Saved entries
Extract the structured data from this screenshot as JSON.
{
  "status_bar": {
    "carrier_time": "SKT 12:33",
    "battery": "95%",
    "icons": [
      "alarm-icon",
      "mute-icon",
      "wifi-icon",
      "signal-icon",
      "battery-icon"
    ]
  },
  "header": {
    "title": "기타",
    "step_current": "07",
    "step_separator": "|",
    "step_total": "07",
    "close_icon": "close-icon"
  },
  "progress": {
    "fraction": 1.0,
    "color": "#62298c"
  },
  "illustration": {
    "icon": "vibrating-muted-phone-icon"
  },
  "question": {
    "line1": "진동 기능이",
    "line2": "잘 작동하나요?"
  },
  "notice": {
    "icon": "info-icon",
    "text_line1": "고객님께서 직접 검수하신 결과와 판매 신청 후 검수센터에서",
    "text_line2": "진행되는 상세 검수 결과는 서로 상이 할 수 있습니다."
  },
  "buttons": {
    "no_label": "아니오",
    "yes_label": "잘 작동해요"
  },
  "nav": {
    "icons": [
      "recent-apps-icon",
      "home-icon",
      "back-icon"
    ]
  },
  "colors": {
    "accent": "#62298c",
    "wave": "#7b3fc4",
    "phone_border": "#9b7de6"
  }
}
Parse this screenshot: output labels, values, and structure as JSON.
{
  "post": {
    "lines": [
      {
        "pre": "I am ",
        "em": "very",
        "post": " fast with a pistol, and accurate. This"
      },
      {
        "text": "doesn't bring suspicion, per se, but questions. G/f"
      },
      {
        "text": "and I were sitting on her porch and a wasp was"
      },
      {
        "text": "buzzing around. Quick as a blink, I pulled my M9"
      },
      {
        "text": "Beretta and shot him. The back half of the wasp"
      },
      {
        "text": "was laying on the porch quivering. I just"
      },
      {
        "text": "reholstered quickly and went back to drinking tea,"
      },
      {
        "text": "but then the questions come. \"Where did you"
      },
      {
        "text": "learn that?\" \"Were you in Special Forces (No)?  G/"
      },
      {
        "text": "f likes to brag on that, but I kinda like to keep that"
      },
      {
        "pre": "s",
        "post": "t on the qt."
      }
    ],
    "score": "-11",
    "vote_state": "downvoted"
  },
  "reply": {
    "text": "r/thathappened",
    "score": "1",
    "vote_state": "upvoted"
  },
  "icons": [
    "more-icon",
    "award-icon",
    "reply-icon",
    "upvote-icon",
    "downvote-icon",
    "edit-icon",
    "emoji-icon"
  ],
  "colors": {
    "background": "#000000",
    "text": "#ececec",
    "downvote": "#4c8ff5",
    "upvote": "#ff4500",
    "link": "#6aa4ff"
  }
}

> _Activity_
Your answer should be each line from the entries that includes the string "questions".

> _Completed exercise_
        "text": "doesn't bring suspicion, per se, but questions. G/f"
        "text": "but then the questions come. \"Where did you"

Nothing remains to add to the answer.